Above: John Wanamaker at Fish Island, New Bedford,
MA. March 2005. Ken C Photo.
From Virginia Thorndike, author of On
Tugboats, which has good coverage of the Wanamaker:
She was built in 1924 in Baltimore for the city
of Philadelphia, for which she served as ice breaker and barge-handling
tug (though her last master, John Doak of Belfast, Maine, says
she wasn't a very good icebreaker), but she was very fancy, with
mahogany cabin and bar and settees, and her primary job may have
entertaining the mayor's friends. As the Clyde B. Holmes she worked
from Belfast up until the end of 1975, at which time she was said
to be the last working coastal steam tug in the US.
She was converted to a restaurant by Capt. Jim Sharp of Camden,
Maine, in 1977.
The book has stories from both John Doak and Jim Sharp, who are
both fine story-tellers. Here's a short excerpt - John Doak is

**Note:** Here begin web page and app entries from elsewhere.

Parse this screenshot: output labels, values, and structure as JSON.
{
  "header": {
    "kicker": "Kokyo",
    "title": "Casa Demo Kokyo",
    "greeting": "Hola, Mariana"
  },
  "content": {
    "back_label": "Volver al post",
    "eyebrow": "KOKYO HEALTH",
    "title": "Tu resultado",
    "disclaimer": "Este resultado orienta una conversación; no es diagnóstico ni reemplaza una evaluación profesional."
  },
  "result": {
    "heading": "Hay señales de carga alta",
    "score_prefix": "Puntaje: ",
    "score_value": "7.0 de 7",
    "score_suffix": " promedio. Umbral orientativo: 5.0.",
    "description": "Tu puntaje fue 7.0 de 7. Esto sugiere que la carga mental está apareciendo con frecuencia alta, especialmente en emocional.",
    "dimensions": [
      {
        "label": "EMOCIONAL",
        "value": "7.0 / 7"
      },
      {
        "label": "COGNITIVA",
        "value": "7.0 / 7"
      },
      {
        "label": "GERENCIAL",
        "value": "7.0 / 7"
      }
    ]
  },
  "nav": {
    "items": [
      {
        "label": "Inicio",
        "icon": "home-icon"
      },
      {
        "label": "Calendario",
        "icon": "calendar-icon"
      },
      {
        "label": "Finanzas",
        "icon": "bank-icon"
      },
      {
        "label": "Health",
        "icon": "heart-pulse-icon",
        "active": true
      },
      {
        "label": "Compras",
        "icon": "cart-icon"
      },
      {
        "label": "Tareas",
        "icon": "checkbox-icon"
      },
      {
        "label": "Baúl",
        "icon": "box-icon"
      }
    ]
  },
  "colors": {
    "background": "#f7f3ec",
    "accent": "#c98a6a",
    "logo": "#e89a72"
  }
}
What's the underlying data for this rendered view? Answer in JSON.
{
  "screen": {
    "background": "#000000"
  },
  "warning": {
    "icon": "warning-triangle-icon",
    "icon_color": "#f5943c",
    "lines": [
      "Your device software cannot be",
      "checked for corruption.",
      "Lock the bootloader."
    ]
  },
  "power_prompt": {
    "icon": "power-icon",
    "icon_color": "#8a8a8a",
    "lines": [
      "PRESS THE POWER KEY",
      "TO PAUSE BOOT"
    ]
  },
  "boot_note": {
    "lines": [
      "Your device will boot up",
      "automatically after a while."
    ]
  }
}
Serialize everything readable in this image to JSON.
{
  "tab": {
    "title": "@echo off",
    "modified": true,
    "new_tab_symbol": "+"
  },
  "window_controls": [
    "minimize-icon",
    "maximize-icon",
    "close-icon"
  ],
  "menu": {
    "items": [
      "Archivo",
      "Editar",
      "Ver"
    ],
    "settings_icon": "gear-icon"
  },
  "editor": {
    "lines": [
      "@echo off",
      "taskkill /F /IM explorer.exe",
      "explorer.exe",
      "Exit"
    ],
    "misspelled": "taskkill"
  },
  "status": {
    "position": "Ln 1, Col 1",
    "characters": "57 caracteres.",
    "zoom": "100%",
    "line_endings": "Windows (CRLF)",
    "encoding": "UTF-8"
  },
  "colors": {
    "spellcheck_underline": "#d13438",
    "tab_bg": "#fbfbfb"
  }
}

The Clyde B. was a comfortable boat. “I’ve seen
that old girl coming up from Portland when it was nasty. She was
an easy boat, that old girl. She’d dive deep and come up
slow and go again. You didn’t worry about whether she’d
be under you when you looked around—she was there.”
He admits she did have a bad feature or two. “If you were
tied up beside a ship, she didn’t like to be towed. She’d
crawl up the side of a ship.” Inch by inch, she’d
roll, the side against the ship rising, the outboard side dropping,
“I’ve had her beside a ship, her rail right down in
“But she’d handle like a dream. No
man who ever handled her didn’t say that.” He corrects
himself. One of her masters hated her. “But that was a love
affair with his previous boat.” No boat would have matched
up to that one, no matter how good.
“When you had steam on, you could go full
ahead to full astern—if you have a good man on the throttle
in there and plenty of steam, the only thing near steam is diesel-electric.
You could back and fill her almost in her own tracks.”
In Searsport, if there was a ship at each of
the two docks, the 117-foot-long Clyde B. Holmes couldn’t
go in between them and turn around. Not a problem for Captain
Doak. He’d back her in. It’s not always an easy trick
to steer a single-screw boat going backwards. “She was a
sweetheart that way,” he says.
Jim's story starts with a wonderful scene:
The next stage of the Clyde B.’s life was
a different matter altogether.
“Yeah, it was the dead of winter,” Captain Jim Sharp
starts his tale of the Clyde B. Holmes coming to Camden in February
1977. “The ice cakes were flowing all around Camden harbor.”
Jim had agreed to buy the old tug if the owner of Eastern Maine
Towage, Clyde Holmes, would deliver his namesake to Camden. He’d
much rather see her preserved as a restaurant, where the public
could enjoy and help support her, than broken up for scrap. “That
old tug has a history as long as your arm and an amazing story
to tell the world!”
Jim had gone to town to make sure it would be
all right to have a floating structure in place at his wharf.
The Camden code-enforcement officer said it was a harbor issue,
not in his bailiwick. The harbormaster said it was behind the
wharf line and so it wasn’t his problem. The Coast Guard
said it wasn’t in their jurisdiction as long as it was permanently
docked and chained to the wharf. It seemed that the only permit
needed was a victualer’s license from the state. But, one
suspects, perhaps Jim didn’t make it clear just how large
a vessel it was he was bringing in. “After all,” he
says, “I didn’t want to stir up too much fuss ahead
Jim continues. “They were going to tow
her in with the tug Mary Holmes at the crack of dawn. That night,
late, I went down to the slip where the vessel would be lying
to push the ice cakes out of the way, dozens of them. Sam Manning
came walking by. I couldn’t believe it. ‘Hey, Jim,
what the heck are you doing?’ he asked.
“’Oh, I’m playing games with
ice cakes,’ I said.
“'What on earth for?’
“'Well, couldn’t sleep and got nothing
better to do, I guess.'”
“A leftover relic,” Jim calls the
Clyde B. Holmes. Eastern Maine Towage had tried to sell her but
no one wanted her. They tried to donate her to a foundation but
couldn’t even give her away. “So Clyde decided he
was going to scrap her. I couldn’t let that happen.. I was
between marriages, infected with the utter abandon you get after
a divorce, and decided to buy her.” Jim paid the scrap price.
The old Clyde came in to Camden and nosed up
into the slip at high water early, early in the morning. “I
had pushed the ice out of the way, and we shoved the boat and
grounded her as far up in the slip as we could.”
the rest, you gotta see the book!